It’s been one year since the passing of Caroline Flack.
On February 15, 2020 the TV presenter was found dead in her home in London. She had been in the middle of an incredibly public domestic abuse case, one that had been widely reported on by the media and scrutinised by the public.
Caroline’s trial had not commenced and yet the speculation around what happened between her and former partner Lewis Burton was rife. As was the assassination of her character, a trend that has become all too familiar and almost expected when considering a person in the public eye of a certain celebrity status.
Some time before her death, Caroline shared a post to Instagram asking people to “be kind.” In the wake of her passing, the ask became a mantra, one that friends, family, and fans alike adopted as a means of urging others to think before they report, post, and trivialise.
It wasn’t long before #BeKind was trending on Twitter, a frequent reminder for the days that it was topical that despite their status, celebrities are people too. They read comments, they are flawed, and they hurt.
Caroline’s suicide didn’t just send tremors across social media, it also asked the media to take a look at itself, how it operates, and who it is truly serving. While it might be in our interest to know that our favourite TV presenter is facing assault charges, it generally is not in our interest to speculate about what exactly has or hasn’t happened behind closed doors.
Afterwards there was a recognisable shift in the way that a considerable number of people treated celebrities (actively not including trolls or people in MailOnline comment sections, of course). The most glaring example comes in the recent surge of support for the Free Britney movement following the release of the New York Times’ documentary, Framing Britney Spears.
The film, airing on Irish TV this week, details Britney’s life under her father’s conservatorship as well as the struggles she faced in the media following her split from Justin Timberlake, and the added scrutiny she was subjected to for simply being a woman.
Britney’s dealings with the press were questionable but they were not unique. Following the release of the documentary, viewers pointed to actors like Lindsay Lohan as further proof of the strain that is often put on women in the public eye who are not inherently “good.”
The documentary may not offer anything new, but it did string together a collection of events detailing how a person’s life and personal struggles can be moulded into entertainment, especially when she is a young woman in a vulnerable place.
As is to be expected, the #BeKind movement did not come without its pitfalls. The end of 2020 saw a considerable number of reality stars and influencers alike travel abroad in the midst of the pandemic – some “for work purposes,” some not.
Irrespective of their reasons for travel, people were angry. Not just because somebody else was getting to go on holiday during Covid-19, but because somebody else was claiming their journey was essential.
Later, some influencers caught in the crossfire urged their followers to “be kind,” successfully hijacking a movement that was meant to discourage online bullying and stop people dying, not act as a Get Out of Jail Free card for a person who desperately needed to fly to Dubai that week.

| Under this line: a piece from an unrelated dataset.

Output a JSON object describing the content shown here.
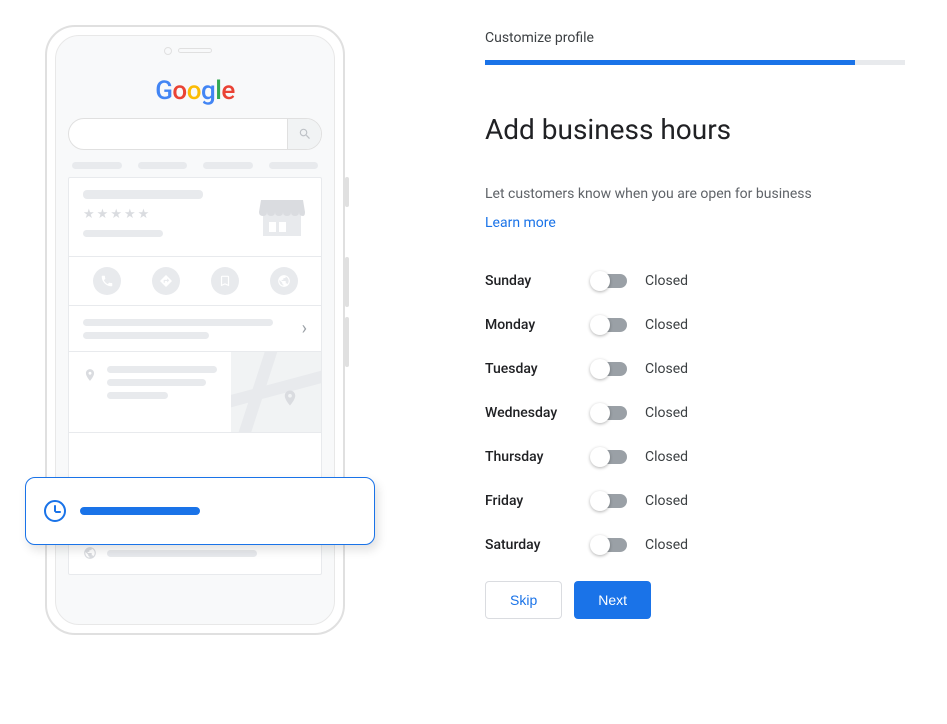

Celebrities shouldn’t be immune from criticism. Just like real people, their behaviour should be questioned, their morales considered. A portion of their lives is being projected to millions of people. They may not all be role models, but their audience reach means that they are influencing people every day. They have a responsibility. But then again, so do we.
What happened to Caroline wasn’t simple and nor was it fair. There are no doubt a plethora of reasons as to why she died on February 15, each one as complex as the next.
We didn’t know what happened in her personal life, or exactly what state her mental health was in, but we did know that public opinion and the press had turned against her, and that all she could do was sit alone in her home, be consistently hounded by paparazzi, and watch it all unfold.
#BeKind was a call to action, but it was not a solution. Although the way some of us view the pressures of celebrity life may be changing, for others it meant nothing – it was a hashtag, and after a few weeks, it had stopped trending.
In some circles it appears the celebrity tide of slowly turning. We are unlearning our presumptions, we are more empathic. We close social media when we are angry or confused or looking for someone to blame.
Elsewhere, progress is yet to be made. Most tabloid comment sections are still filled with vitriol and misogyny predominantly aimed at young women with large followings. Similarly, a lot of these stories are still constructed based on the actions of these women, what they’re wearing, who they’re sleeping with, and what wrongs they might have committed.
A lot of work is needed before real change is seen, but we’d all do well to remember Caroline in the process.